The core Dissonance package does not do any networking itself - instead it relies on integrations with other network systems to send and receive data. This gives you a lot of flexibility in choosing how you want voice data to be sent between computers. If none of the existing integrations are suitable for you you can even write a custom network integration.
The easiest setup is simply to send voice data through whatever networking system you are already using. However this isn't required - for example if you have a game using TCP for it's networking (which is unsuitable for voice comms) you could keep the game over that network and establish a second session just for voice chat. See the
Standalone Networking section for more details on this.
These integrations simply send data though a network session which you first setup - Dissonance starts itself when it detects that a network session has been started and stops itself when the network session is stopped. These are the simplest network integrations to use, if your application is already using one of these backends you just need to drop some components into the scene and you immediately have a functional Dissonance voice chat session.
- UNet HLAPI
- Mirror Networking
- Forge Remastered
- Photon Bolt
- Photon Unity Networking (Classic)
- Photon Unity networking (2)
- Dark Rift 2
- TNet3 (Coming Soon!)

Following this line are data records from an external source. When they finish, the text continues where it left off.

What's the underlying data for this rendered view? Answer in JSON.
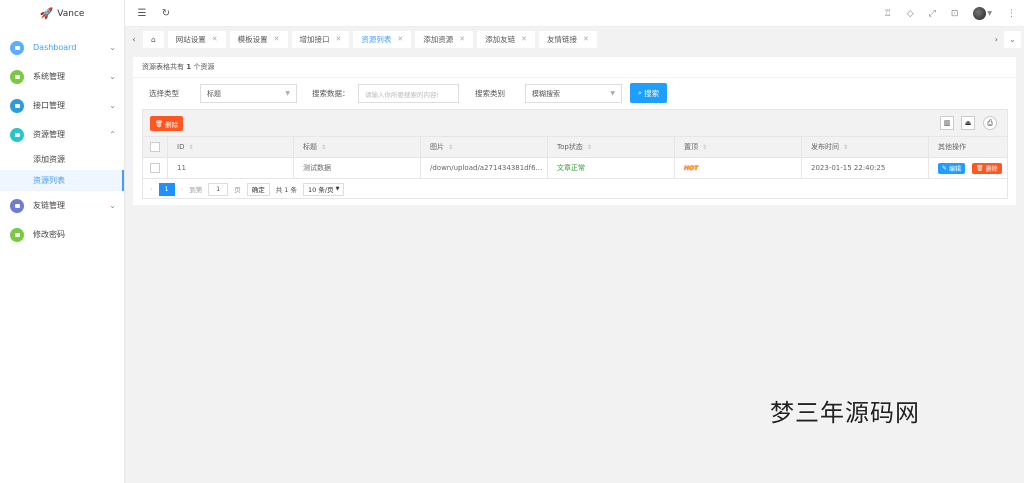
{
  "app": {
    "title": "Vance"
  },
  "sidebar": {
    "items": [
      {
        "label": "Dashboard",
        "color": "#5cadff"
      },
      {
        "label": "系统管理",
        "color": "#7ac943"
      },
      {
        "label": "接口管理",
        "color": "#2d9cdb"
      },
      {
        "label": "资源管理",
        "color": "#29c5c7",
        "sub": [
          "添加资源",
          "资源列表"
        ]
      },
      {
        "label": "友链管理",
        "color": "#6f7bd4"
      },
      {
        "label": "修改密码",
        "color": "#7ac943"
      }
    ]
  },
  "tabs": [
    "网站设置",
    "模板设置",
    "增加接口",
    "资源列表",
    "添加资源",
    "添加友链",
    "友情链接"
  ],
  "card": {
    "title_prefix": "资源表格共有",
    "count": "1",
    "title_suffix": "个资源",
    "filter": {
      "type_label": "选择类型",
      "type_value": "标题",
      "data_label": "搜索数据：",
      "data_placeholder": "请输入你所要搜索的内容!",
      "cat_label": "搜索类别",
      "cat_value": "模糊搜索",
      "search_btn": "搜索"
    },
    "delete_btn": "删除",
    "columns": [
      "ID",
      "标题",
      "图片",
      "Top状态",
      "置顶",
      "发布时间",
      "其他操作"
    ],
    "rows": [
      {
        "id": "11",
        "title": "测试数据",
        "image": "/down/upload/a271434381df6...",
        "top_status": "文章正常",
        "pin": "HOT",
        "time": "2023-01-15 22:40:25",
        "edit": "编辑",
        "del": "删除"
      }
    ],
    "pager": {
      "page": "1",
      "goto": "到第",
      "goto_value": "1",
      "page_unit": "页",
      "confirm": "确定",
      "total": "共 1 条",
      "size": "10 条/页"
    }
  },
  "watermark": "梦三年源码网"
}
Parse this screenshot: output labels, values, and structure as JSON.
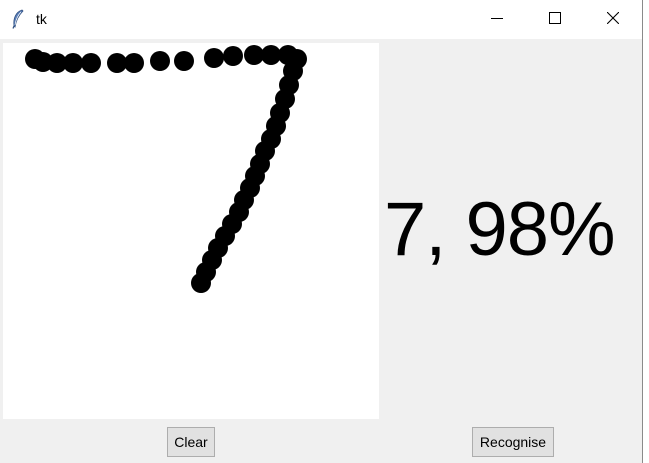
{
  "window": {
    "title": "tk",
    "icon": "feather-icon",
    "controls": [
      "minimize-icon",
      "maximize-icon",
      "close-icon"
    ]
  },
  "canvas": {
    "background": "#ffffff",
    "stroke_color": "#000000",
    "drawn_digit": "7"
  },
  "result": {
    "text": "7, 98%"
  },
  "buttons": {
    "clear_label": "Clear",
    "recognise_label": "Recognise"
  },
  "colors": {
    "window_bg": "#f0f0f0",
    "titlebar_bg": "#ffffff",
    "button_bg": "#e1e1e1",
    "button_border": "#adadad"
  }
}
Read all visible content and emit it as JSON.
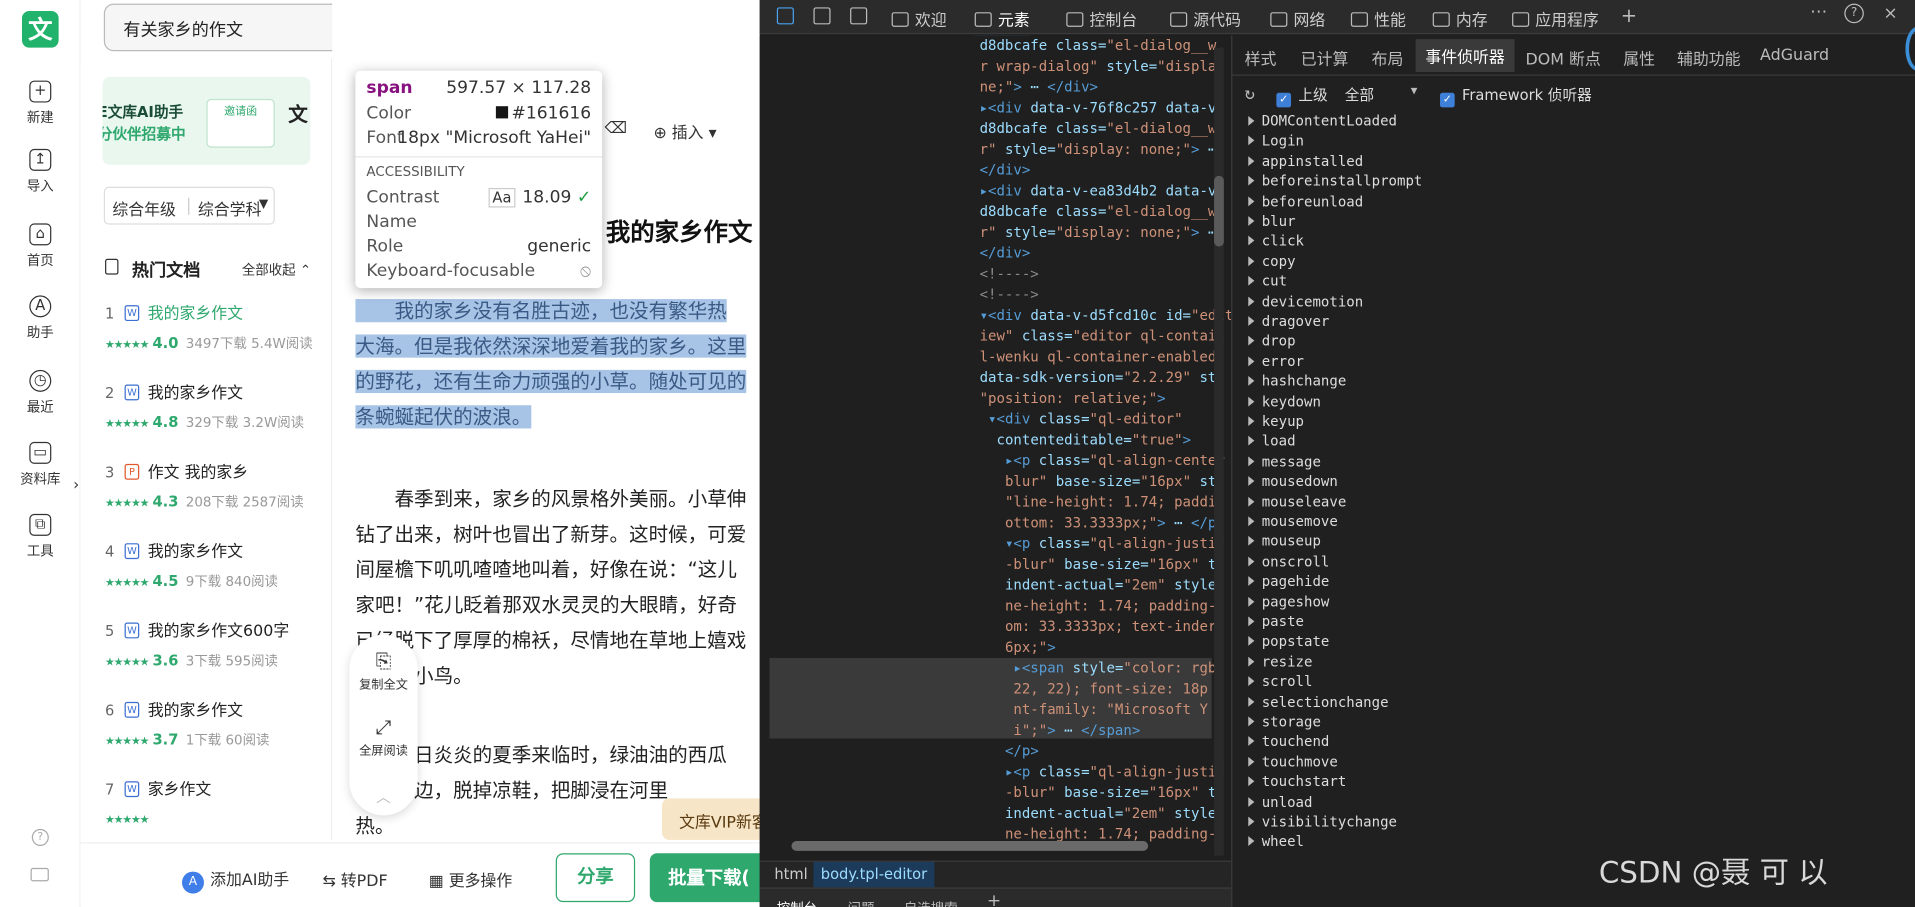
{
  "search": {
    "value": "有关家乡的作文"
  },
  "rail": {
    "logo": "文",
    "items": [
      "新建",
      "导入",
      "首页",
      "助手",
      "最近",
      "资料库",
      "工具"
    ]
  },
  "banner": {
    "line1": "E文库AI助手",
    "line2": "分伙伴招募中",
    "stamp": "邀请函",
    "right_text": "文"
  },
  "filter": {
    "grade": "综合年级",
    "subject": "综合学科"
  },
  "hot": {
    "title": "热门文档",
    "collapse": "全部收起"
  },
  "docs": [
    {
      "num": "1",
      "icon": "W",
      "title": "我的家乡作文",
      "score": "4.0",
      "downloads": "3497下载",
      "reads": "5.4W阅读",
      "active": true
    },
    {
      "num": "2",
      "icon": "W",
      "title": "我的家乡作文",
      "score": "4.8",
      "downloads": "329下载",
      "reads": "3.2W阅读"
    },
    {
      "num": "3",
      "icon": "P",
      "title": "作文 我的家乡",
      "score": "4.3",
      "downloads": "208下载",
      "reads": "2587阅读"
    },
    {
      "num": "4",
      "icon": "W",
      "title": "我的家乡作文",
      "score": "4.5",
      "downloads": "9下载",
      "reads": "840阅读"
    },
    {
      "num": "5",
      "icon": "W",
      "title": "我的家乡作文600字",
      "score": "3.6",
      "downloads": "3下载",
      "reads": "595阅读"
    },
    {
      "num": "6",
      "icon": "W",
      "title": "我的家乡作文",
      "score": "3.7",
      "downloads": "1下载",
      "reads": "60阅读"
    },
    {
      "num": "7",
      "icon": "W",
      "title": "家乡作文",
      "score": "",
      "downloads": "",
      "reads": ""
    }
  ],
  "toolbar": {
    "insert": "插入"
  },
  "doc_title": "我的家乡作文",
  "paragraphs": [
    "　　我的家乡没有名胜古迹，也没有繁华热",
    "大海。但是我依然深深地爱着我的家乡。这里",
    "的野花，还有生命力顽强的小草。随处可见的",
    "条蜿蜒起伏的波浪。",
    "　　春季到来，家乡的风景格外美丽。小草伸",
    "钻了出来，树叶也冒出了新芽。这时候，可爱",
    "间屋檐下叽叽喳喳地叫着，好像在说：“这儿",
    "家吧！”花儿眨着那双水灵灵的大眼睛，好奇",
    "已经脱下了厚厚的棉袄，尽情地在草地上嬉戏",
    "自在的小鸟。",
    "　　烈日炎炎的夏季来临时，绿油油的西瓜",
    "到小溪边，脱掉凉鞋，把脚浸在河里",
    "热。"
  ],
  "float_tools": {
    "copy": "复制全文",
    "fullscreen": "全屏阅读"
  },
  "vip": "文库VIP新客",
  "bottom": {
    "ai": "添加AI助手",
    "pdf": "转PDF",
    "more": "更多操作",
    "share": "分享",
    "batch": "批量下载("
  },
  "tooltip": {
    "tag": "span",
    "size": "597.57 × 117.28",
    "color_label": "Color",
    "color": "#161616",
    "font_label": "Font",
    "font": "18px \"Microsoft YaHei\"",
    "section": "ACCESSIBILITY",
    "contrast_label": "Contrast",
    "contrast": "18.09",
    "name_label": "Name",
    "role_label": "Role",
    "role": "generic",
    "kf_label": "Keyboard-focusable"
  },
  "devtools": {
    "tabs": [
      "欢迎",
      "元素",
      "控制台",
      "源代码",
      "网络",
      "性能",
      "内存",
      "应用程序"
    ],
    "right_tabs": [
      "样式",
      "已计算",
      "布局",
      "事件侦听器",
      "DOM 断点",
      "属性",
      "辅助功能",
      "AdGuard"
    ],
    "ancestors": "上级",
    "all": "全部",
    "framework": "Framework 侦听器",
    "events": [
      "DOMContentLoaded",
      "Login",
      "appinstalled",
      "beforeinstallprompt",
      "beforeunload",
      "blur",
      "click",
      "copy",
      "cut",
      "devicemotion",
      "dragover",
      "drop",
      "error",
      "hashchange",
      "keydown",
      "keyup",
      "load",
      "message",
      "mousedown",
      "mouseleave",
      "mousemove",
      "mouseup",
      "onscroll",
      "pagehide",
      "pageshow",
      "paste",
      "popstate",
      "resize",
      "scroll",
      "selectionchange",
      "storage",
      "touchend",
      "touchmove",
      "touchstart",
      "unload",
      "visibilitychange",
      "wheel"
    ],
    "breadcrumb": [
      "html",
      "body.tpl-editor"
    ],
    "bottom_tabs": [
      "控制台",
      "问题",
      "自选搜索"
    ],
    "watermark": "CSDN @聂 可 以"
  }
}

The Steamworks integration hosts a voice chat session using Steamworks.NET peer to peer networking, it requires all users to be logged into a Steam account. This can be a useful integration to use if your game already uses steamworks for game networking, or if your primary game networking is not suitable for voice.
Before starting Dissonance you must first have established peer to peer connectivity between all peers using Steamworks.NET, refer to the Steamworks documentation for further details on this. This is separated from the others in this section because you will need to have done some scripting to setup the session and will need to inform Dissonance of certain networking events (e.g. start/stop/join/leave session).
These integrations host a voice chat session separately from any other networking system you may be using. These are slightly more complicated to setup but they have the advantage that voice data is not mixed with other application data. You may want to use these integrations if your application does not have any other networking, or if your application network usage is metered and you don't want to pay the costs of voice traffic.
This integration hosts a voice chat session using the UNet low level networking API (LLAPI), to start a session you need to supply the port/IP address of the host computer to all clients. All voice packets are sent via the server. There is no NAT negotiation included in LLAPI so you may need to use a third party asset or host the server on a computer with no NAT.
This integration hosts a voice chat session using WebRTC Network, to start a session you need to supply a unique session ID string to all clients. This includes NAT negotiation and all packets are sent peer to peer to reduce the amount of bandwidth used by the server. There is a demo project using Dissonance and this integration to build a standalone peer to peer chat application.
If none of these options work for you it's possible to write a custom network backend for Dissonance - any system which can send unreliable packets (e.g. UDP) can carry voice data. There is detailed documentation on exactly how to do this here.